Defective dendritic cell maturation in a child with nucleotide excision repair deficiency and CD4 lymphopenia.

Journal Article (Journal Article)

We report a case of a combined immunodeficiency (CID) in a child affected by trichothiodystrophy (TTD) characterized by an altered response to ultraviolet (UV) light due to a defect in the XPD gene. The XPD gene encodes a subunit of the transcription factor II H (TFIIH), a complex involved in nucleotide-excision repair (NER) and basal transcription. Our patient showed neurological and immune system abnormalities, including CD4 + lymphopenia never previously reported in TTD patients. In vitro immunological studies revealed a marked reduction in T-cell proliferation in response to mitogens and CD3 cross-linking which was partially recovered by the addition of anti-CD28 antibody or exogenous interleukin-2. The patient's T cells displayed alterations in T-cell receptor (TCR/CD3) proximal signalling characterized by marked reduction in Lck kinase activity coupled with a constitutive hyperactivation of Fyn kinase. Despite these alterations, normal levels of Lck and Fyn proteins were detected. The role of antigen-presenting cells (APCs) in the pathogenesis of the T-cell defect was investigated by analysing dendritic cells (DCs) generated from the patient's blood monocytes. In these cells, flow cytometry revealed significantly reduced expression of the CD86 co-stimulatory molecules and HLA glycoproteins. In addition, the patient's DCs showed a decreased ability to stimulate naive T lymphocytes.

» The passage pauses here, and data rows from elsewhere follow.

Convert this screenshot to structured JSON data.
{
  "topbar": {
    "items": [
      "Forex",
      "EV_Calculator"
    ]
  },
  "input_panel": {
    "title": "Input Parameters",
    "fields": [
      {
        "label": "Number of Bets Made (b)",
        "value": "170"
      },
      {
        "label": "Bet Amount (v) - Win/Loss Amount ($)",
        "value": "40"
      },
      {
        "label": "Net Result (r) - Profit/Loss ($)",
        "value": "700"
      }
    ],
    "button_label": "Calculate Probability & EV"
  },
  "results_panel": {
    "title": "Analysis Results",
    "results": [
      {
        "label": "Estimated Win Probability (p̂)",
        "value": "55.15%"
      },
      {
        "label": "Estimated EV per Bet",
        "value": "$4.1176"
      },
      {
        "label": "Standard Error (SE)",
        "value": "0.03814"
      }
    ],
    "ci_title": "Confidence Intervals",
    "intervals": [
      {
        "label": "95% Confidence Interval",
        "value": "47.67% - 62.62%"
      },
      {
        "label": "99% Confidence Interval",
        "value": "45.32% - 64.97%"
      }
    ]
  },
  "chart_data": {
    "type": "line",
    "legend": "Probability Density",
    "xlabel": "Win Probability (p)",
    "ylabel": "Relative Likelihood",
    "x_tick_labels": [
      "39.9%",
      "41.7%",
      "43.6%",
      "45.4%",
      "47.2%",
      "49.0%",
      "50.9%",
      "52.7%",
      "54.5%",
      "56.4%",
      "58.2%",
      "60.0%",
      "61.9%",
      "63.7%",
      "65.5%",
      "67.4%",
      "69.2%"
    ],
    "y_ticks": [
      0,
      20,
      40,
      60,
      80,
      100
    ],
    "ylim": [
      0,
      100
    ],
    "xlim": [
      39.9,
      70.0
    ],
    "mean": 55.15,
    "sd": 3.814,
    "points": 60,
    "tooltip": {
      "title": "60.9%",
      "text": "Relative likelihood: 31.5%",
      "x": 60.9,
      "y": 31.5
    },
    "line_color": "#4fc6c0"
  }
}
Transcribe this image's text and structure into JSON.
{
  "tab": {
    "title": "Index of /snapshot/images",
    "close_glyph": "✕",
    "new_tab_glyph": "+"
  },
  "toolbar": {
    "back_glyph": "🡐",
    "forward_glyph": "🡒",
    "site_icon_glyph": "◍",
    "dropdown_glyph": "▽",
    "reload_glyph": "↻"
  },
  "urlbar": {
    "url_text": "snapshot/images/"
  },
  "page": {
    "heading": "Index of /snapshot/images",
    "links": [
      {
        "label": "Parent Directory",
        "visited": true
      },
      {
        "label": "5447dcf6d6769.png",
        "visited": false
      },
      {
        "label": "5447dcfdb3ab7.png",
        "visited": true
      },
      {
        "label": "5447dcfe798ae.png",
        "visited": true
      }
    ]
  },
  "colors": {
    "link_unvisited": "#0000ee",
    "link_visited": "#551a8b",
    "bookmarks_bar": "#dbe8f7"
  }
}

Overall, the results of our study suggest that a defective TFIIH complex might result in alterations in T cells and DC functions leading to a severe immunodeficiency.

Full Text

Duke Authors

Cited Authors

  • Racioppi, L; Cancrini, C; Romiti, ML; Angelini, F; Di Cesare, S; Bertini, E; Livadiotti, S; Gambarara, MG; Matarese, G; Lago Paz, F; Stefanini, M; Rossi, P

Published Date

  • December 2001

Published In

Volume / Issue

  • 126 / 3

Start / End Page

  • 511 - 518

PubMed ID

  • 11737070

Pubmed Central ID

  • PMC1906228

International Standard Serial Number (ISSN)

  • 0009-9104

Digital Object Identifier (DOI)

  • 10.1046/j.1365-2249.2001.01625.x


  • eng

Conference Location

  • England